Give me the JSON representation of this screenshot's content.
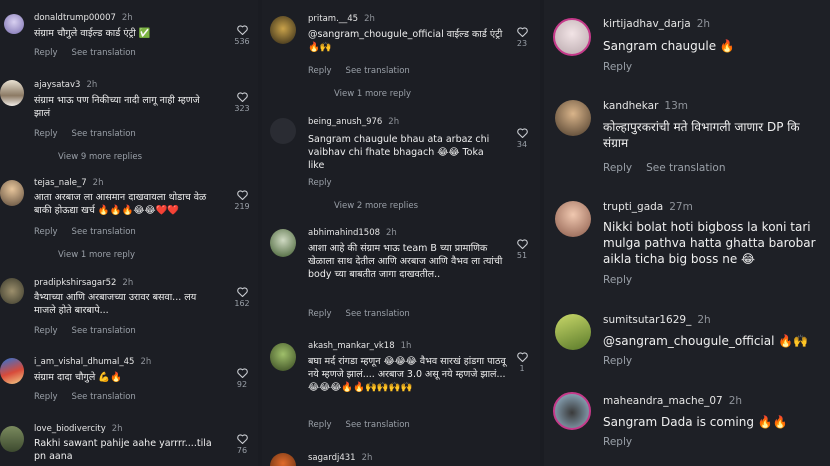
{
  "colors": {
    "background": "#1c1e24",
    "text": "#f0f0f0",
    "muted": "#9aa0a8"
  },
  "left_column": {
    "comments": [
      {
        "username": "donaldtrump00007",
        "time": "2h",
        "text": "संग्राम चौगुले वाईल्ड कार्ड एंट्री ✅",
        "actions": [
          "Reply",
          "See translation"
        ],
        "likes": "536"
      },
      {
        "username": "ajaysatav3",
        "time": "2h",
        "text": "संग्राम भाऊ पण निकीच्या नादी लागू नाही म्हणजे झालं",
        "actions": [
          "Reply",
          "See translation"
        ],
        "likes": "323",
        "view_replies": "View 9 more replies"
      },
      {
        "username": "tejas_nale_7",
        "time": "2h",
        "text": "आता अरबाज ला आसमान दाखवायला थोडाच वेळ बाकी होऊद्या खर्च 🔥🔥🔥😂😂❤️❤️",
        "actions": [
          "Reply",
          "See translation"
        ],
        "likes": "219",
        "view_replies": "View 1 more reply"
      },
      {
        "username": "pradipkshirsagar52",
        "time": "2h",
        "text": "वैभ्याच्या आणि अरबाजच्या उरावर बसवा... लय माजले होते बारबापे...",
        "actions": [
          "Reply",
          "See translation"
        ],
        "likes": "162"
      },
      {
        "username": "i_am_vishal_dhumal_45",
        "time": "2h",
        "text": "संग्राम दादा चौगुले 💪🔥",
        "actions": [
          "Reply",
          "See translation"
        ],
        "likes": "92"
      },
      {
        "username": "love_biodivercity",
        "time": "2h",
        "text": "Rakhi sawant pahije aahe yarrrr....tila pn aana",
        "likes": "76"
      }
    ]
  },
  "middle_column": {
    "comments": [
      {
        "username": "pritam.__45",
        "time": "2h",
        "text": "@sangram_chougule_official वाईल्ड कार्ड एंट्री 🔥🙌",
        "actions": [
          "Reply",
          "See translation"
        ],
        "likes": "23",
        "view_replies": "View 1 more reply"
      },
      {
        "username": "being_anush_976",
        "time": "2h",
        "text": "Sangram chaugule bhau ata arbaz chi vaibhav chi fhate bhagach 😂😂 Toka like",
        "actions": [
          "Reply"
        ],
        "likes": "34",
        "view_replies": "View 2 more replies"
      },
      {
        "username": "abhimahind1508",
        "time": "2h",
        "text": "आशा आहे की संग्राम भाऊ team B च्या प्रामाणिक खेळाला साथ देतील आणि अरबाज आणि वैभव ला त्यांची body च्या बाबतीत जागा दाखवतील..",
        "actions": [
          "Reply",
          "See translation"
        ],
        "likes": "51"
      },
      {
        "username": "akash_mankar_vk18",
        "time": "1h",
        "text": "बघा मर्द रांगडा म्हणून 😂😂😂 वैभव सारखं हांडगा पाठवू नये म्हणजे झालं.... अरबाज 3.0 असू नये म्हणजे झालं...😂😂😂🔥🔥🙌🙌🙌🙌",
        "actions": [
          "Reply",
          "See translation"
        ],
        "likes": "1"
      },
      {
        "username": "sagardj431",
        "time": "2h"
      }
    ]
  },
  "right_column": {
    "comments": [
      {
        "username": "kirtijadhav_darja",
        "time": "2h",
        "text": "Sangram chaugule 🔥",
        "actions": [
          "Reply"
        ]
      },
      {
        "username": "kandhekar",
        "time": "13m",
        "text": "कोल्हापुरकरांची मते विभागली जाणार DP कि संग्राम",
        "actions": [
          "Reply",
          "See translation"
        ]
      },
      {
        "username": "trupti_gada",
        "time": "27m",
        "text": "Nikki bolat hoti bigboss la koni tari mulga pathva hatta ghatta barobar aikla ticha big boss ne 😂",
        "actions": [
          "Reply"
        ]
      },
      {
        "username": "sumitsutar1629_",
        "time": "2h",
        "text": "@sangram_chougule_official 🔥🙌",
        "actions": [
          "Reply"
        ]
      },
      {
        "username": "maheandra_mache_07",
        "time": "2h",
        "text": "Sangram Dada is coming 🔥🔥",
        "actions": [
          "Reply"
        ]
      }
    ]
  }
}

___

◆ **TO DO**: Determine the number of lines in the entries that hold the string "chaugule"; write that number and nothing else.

◆ **FINAL ANSWER**: 2